== Exercise input
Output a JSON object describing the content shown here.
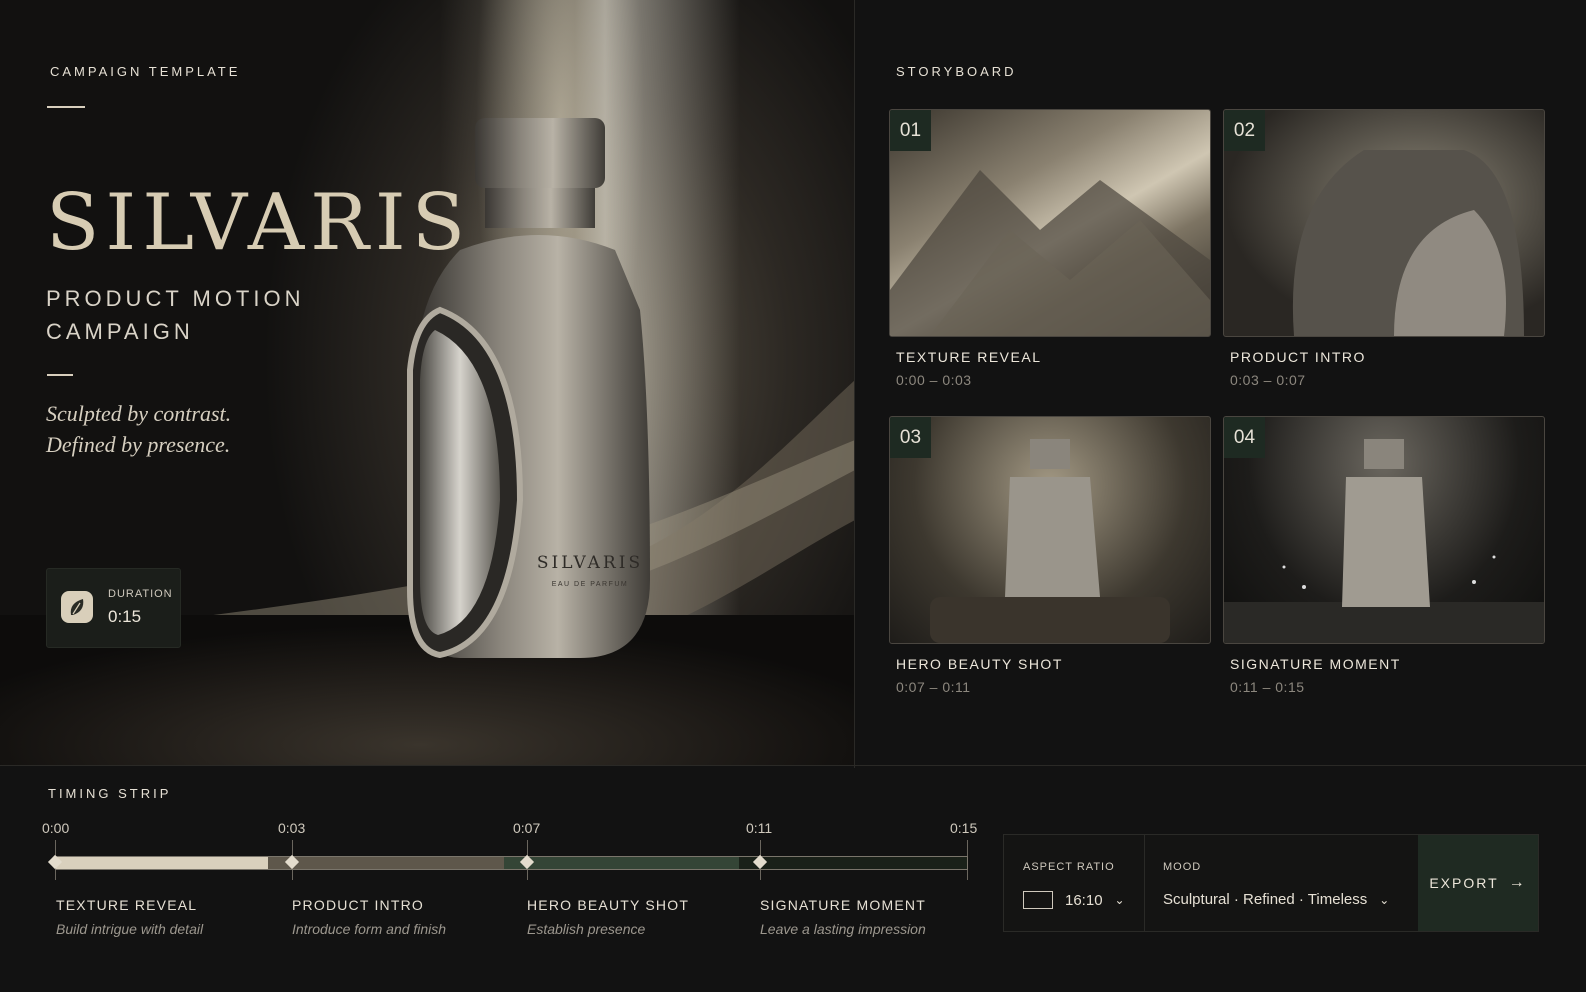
{
  "hero": {
    "eyebrow": "CAMPAIGN TEMPLATE",
    "brand": "SILVARIS",
    "subtitle": "PRODUCT MOTION CAMPAIGN",
    "tagline_line1": "Sculpted by contrast.",
    "tagline_line2": "Defined by presence.",
    "bottle_brand": "SILVARIS",
    "bottle_sub": "EAU DE PARFUM",
    "duration": {
      "label": "DURATION",
      "value": "0:15",
      "icon": "leaf-icon"
    }
  },
  "storyboard": {
    "title": "STORYBOARD",
    "scenes": [
      {
        "num": "01",
        "title": "TEXTURE REVEAL",
        "time": "0:00 – 0:03"
      },
      {
        "num": "02",
        "title": "PRODUCT INTRO",
        "time": "0:03 – 0:07"
      },
      {
        "num": "03",
        "title": "HERO BEAUTY SHOT",
        "time": "0:07 – 0:11"
      },
      {
        "num": "04",
        "title": "SIGNATURE MOMENT",
        "time": "0:11 – 0:15"
      }
    ]
  },
  "timing": {
    "title": "TIMING STRIP",
    "ticks": [
      "0:00",
      "0:03",
      "0:07",
      "0:11",
      "0:15"
    ],
    "phases": [
      {
        "title": "TEXTURE REVEAL",
        "desc": "Build intrigue with detail",
        "color": "#d9d0bd"
      },
      {
        "title": "PRODUCT INTRO",
        "desc": "Introduce form and finish",
        "color": "#5e574b"
      },
      {
        "title": "HERO BEAUTY SHOT",
        "desc": "Establish presence",
        "color": "#344536"
      },
      {
        "title": "SIGNATURE MOMENT",
        "desc": "Leave a lasting impression",
        "color": "#1a2119"
      }
    ]
  },
  "controls": {
    "aspect_label": "ASPECT RATIO",
    "aspect_value": "16:10",
    "mood_label": "MOOD",
    "mood_value": "Sculptural · Refined · Timeless",
    "export_label": "EXPORT"
  }
}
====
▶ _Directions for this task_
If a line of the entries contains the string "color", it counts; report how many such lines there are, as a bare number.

▶ _Exercise answer_
4